The container I show here was some packaging from Blue Apron. We were given a week free as a gift and upon delivery found there to be quite a bit of packaging included. Blue Apron allows you to send it back, but it's all stuff that you could easily re-purpose. That's where this idea originated. Anything made with this kind of material works really well for starting seeds and is pretty reminiscent of what you'd buy in the store. Paper egg cartons and to-go cup trays (also another Starbucks freebie) are other examples of things you could use. The instructions are the same as above, just cover with plastic wrap while your seeds germinate.
This is the internet's very favorite seed starting freebie. And why not? It's free and plentiful. I like them too, but they're probably not my favorite. They tend to mold quite easily and don't hold up as well as some of the other options listed above.

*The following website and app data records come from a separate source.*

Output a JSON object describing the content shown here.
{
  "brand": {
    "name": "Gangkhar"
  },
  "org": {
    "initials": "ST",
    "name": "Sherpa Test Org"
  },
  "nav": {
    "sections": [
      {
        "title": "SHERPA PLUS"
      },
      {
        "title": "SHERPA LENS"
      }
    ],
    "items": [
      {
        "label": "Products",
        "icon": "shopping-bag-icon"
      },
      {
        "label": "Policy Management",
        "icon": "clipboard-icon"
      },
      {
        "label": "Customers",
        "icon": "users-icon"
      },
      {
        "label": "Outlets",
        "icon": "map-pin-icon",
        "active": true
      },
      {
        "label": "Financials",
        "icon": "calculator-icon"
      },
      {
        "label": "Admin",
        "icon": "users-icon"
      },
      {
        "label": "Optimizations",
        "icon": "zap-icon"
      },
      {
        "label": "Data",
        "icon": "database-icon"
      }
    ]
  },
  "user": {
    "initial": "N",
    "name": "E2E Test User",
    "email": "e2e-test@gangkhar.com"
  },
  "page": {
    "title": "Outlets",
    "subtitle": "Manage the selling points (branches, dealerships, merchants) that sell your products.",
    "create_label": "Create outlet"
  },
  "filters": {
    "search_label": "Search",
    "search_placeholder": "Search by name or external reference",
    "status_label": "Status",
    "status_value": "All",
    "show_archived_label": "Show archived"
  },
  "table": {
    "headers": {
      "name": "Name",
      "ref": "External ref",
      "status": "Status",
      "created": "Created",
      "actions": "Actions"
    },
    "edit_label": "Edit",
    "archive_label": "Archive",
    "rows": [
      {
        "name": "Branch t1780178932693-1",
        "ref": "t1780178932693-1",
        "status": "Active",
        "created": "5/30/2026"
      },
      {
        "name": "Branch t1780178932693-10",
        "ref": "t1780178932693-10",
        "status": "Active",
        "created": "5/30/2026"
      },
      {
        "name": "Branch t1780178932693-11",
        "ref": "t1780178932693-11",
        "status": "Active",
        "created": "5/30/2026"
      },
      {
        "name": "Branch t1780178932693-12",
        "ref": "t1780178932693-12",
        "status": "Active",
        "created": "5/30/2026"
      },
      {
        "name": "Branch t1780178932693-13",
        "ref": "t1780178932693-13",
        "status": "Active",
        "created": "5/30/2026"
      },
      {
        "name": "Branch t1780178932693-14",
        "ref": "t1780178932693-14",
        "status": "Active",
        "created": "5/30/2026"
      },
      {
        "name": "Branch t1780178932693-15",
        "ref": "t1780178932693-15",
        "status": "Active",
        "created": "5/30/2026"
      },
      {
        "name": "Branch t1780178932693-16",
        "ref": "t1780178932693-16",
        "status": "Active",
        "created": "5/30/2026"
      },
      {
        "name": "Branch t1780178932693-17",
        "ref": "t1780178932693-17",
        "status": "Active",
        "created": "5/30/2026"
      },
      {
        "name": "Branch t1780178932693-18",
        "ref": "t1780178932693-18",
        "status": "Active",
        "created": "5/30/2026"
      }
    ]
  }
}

However, they do work, and when it comes time to plant, all you have to do is stick it directly in the ground. The paper will disintegrate and the roots will be free. You can use a toilet paper roll cut in half, or a paper towel roll cut into thirds. Some people cut and fold the bottoms in to create a make-shift floor for the pot. I left mine open and have had no problems with soil coming out. I set all of mine in aluminum baking tray and they've done extremely well. If you place all your rolls in a tray, you can use one sheet of plastic to germinate and it makes checking on them much more simple than if you were to cover every roll individually.
This list is a great starting point to generate even more ideas. Maybe your coffee shop of choice isn't Starbucks, no worries, any paper to-go cup can work. Same with the other containers. When you start looking around, you begin to find an abundance of options all around you. While some of the fancy seed starting trays and things are great for huge operations, if you're a small-scale gardener like myself, you can get away without those kinds of purchases. However, there are just a few things you'll need to purchase to get started:
Do yourself a huge favor and invest in quality seeds. Heirloom and organic are my number one parameters. You can find great seeds at Mountain Valley Seed Company.
Don't skimp on soil. Seed starting soil is lighter and designed for fast root development. I went with Miracle-Gro Seed Starting soil and have had great success with around a 95% germination rate of all planted seeds. I grabbed a bag from Tractor Supply and still have over half of it left. You don't need much, but it does need to be a good quality!
Seeds require heat to germinate. You can get a heating pad specially designed for seeds, or you can use what you already have in your home. I used the top of our refrigerator and this proved perfect. I've also hear of using the water heater as another warm surface. This is the stage where you'll want to cover your seeds with plastic and keep the soil moist, but not soaked. Check daily. When the seed sprouts and you can see the plant emerging, remove plastic and move the container to a light source.
I always use natural light. A south-facing window sill will do the trick and spare you the costs of running electric lights. This year, I started my seeds super early (enthusiasm is a powerful thing) in February. They did just fine. Monitor the temperature of the room and state of the seeds regularly and adjust as needed. It's pretty obvious when you're plants aren't thriving. Limp (or leggy) stems mean your plant needs more light. Shriveled plants, likely indicate a need for a warmer room (or more water if your room is obviously warm). The needs of each plant vary greatly. Read your seed packet for the best environment information.
Have a question? Ask below. I'd love to help you on your seed starting journey!